Mice Fiestas was established in Madrid, Spain in 1995. They sell many different types of dance garments, shoes and accessories. The most I can share about the pointe shoe model is that it is a genuine made-in-Spain brand.

MouseI am muy triste ( very sad) that their online catalog page loads as a blank when I click the ballet-pointe shoe category image. Although they have Twitter and Facebook accounts, there is no activity on either site to do more sleuthing.

Mice Fiestas Official Website- Click on the bottom image that says Haga click to enter the website.

Capezio’s Latest Pointe Shoe Model-The Airess

Capezio AiressPronounced like the rich-girl-sounding name of heiress, Capezio has cleverly named their latest pointe shoe model Airess. Perhaps it’s just a coincidence, but clever nonetheless!

This model looks a bit different from many of the others in their collection. The first thing that stands out is the rosy-pink colored liner. The stamp pattern on the sole is also different.

The Airess reminds me a little of the Aerial with its wide metatarsal area and sharp taper down to the platform.

Capezio Airess sole

The sole is unique on the Airess

What makes the Airess special? According to Capezio, the model offers:

  • 2 different toe box options and 3 shank options
  • Gripping no-bunch liner for traction
  • A rounded platform edge for rolling onto pointe easier
  • Smooth heel aesthetics

Read Capezio’s detailed specifications on the Airess

I wish all pointe shoe models had a video  showing them in action on a real dancer’s feet.  As with any new model, time ( and dancer reviews)  will tell  if the Airess passes muster with many or flops into pointe shoe oblivion.

Sutorio De Maserejian-The End Of A Cobbler’s Legacy?

Sutorio de Maserejian-Ballet SlipperA while ago, I had discovered another pointe shoe brand based in Argentina. Because I post in random order, I took it for granted that the brand, its products and its website would still be up and running when I got around to writing about it.

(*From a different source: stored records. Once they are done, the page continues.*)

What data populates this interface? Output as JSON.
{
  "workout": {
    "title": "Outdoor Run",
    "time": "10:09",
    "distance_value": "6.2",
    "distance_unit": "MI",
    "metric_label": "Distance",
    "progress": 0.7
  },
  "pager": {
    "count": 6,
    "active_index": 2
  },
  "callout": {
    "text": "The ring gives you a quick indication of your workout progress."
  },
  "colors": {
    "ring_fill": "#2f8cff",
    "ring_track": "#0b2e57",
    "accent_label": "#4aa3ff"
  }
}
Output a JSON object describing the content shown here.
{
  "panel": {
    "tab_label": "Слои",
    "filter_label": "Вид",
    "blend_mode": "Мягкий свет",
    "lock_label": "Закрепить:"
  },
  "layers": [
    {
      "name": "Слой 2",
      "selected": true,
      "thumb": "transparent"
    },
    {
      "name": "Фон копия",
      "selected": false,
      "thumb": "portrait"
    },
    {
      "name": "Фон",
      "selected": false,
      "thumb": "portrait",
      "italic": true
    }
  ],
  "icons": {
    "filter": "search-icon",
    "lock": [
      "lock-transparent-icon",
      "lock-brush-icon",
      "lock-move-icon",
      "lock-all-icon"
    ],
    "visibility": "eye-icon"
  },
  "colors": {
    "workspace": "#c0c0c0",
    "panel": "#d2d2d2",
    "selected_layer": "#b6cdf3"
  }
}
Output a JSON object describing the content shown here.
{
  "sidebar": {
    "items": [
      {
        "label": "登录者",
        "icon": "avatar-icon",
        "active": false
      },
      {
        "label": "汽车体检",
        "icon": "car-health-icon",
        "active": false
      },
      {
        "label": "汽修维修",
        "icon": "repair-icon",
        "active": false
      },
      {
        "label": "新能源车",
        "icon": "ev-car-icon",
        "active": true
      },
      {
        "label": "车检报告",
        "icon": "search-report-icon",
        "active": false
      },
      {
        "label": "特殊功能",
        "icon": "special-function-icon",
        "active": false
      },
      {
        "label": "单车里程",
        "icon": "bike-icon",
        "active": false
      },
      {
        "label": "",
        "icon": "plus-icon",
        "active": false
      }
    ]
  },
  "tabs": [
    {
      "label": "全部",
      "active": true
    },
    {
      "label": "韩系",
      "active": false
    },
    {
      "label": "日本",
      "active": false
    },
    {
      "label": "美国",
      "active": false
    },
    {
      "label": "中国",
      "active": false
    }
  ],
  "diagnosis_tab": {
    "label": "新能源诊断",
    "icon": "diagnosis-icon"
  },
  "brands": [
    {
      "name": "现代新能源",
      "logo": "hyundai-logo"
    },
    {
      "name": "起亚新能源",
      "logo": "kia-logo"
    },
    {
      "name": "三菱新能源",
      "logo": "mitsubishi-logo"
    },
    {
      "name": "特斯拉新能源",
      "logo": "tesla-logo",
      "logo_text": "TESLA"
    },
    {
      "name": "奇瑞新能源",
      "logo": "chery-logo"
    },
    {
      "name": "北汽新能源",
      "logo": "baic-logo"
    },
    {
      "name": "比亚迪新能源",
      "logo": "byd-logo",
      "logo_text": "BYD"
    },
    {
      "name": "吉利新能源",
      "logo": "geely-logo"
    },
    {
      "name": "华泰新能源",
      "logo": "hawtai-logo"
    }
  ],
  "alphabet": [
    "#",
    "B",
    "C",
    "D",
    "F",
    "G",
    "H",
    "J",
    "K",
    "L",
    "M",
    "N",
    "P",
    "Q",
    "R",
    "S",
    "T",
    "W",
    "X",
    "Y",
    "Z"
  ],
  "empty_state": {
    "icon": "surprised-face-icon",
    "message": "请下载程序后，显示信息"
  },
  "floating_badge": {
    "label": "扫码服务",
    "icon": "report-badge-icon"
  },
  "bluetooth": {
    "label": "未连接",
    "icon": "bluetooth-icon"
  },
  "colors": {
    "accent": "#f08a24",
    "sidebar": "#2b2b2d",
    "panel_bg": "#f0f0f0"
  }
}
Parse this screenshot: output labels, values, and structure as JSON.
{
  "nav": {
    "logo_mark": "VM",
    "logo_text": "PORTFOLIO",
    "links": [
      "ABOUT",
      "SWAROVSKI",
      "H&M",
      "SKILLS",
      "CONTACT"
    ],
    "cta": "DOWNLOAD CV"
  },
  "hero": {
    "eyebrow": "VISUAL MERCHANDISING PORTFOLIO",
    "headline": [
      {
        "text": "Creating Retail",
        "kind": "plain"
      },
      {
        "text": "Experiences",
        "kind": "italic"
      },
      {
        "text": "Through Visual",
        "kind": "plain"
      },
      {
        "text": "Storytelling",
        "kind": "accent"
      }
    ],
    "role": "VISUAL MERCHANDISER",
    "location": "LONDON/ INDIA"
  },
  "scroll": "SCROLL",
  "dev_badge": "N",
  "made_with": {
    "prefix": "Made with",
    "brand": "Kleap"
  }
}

The brand name of the company was called Sutorio De Maserejian. The word sutorio means belonging to or related to the art of making shoes. When I first discovered the brand, I had an interesting time learning about the company and its founder, Stephan Artin Maserejian.

Sadly, when I revisited the old company website, the domain was no longer viable. There were wonderful family photos and pictures of the workshop where the dance shoes were made by hand in Buenos Aires, Argentina.

After doing some online searching, I found the obituary of Stephan Maserejian. His legacy and life story are really inspiring. There is a memorial slide show that includes a photograph of a cobblers bench from his company workshop.

Leotard by Sutorio de MaserejianI have tried to contact his wife and son through their Facebook pages to find out what happened to the company brand name. I am hopeful that I will get a response although they don’t appear very active on the site.

Searching the company name brings up the old Argentina address and there are references online to a location in El Salvador, but it leads nowhere. I will have to put this brand under the mystery category.

Sutorio de Maserejian dance garments and shoes can still be found for sale on eBay-type sites in South America. Unless I can contact the Maserejian family and find out otherwise, this brand name may have sadly disappeared into the pages of pointe shoe history with the passing of its founder.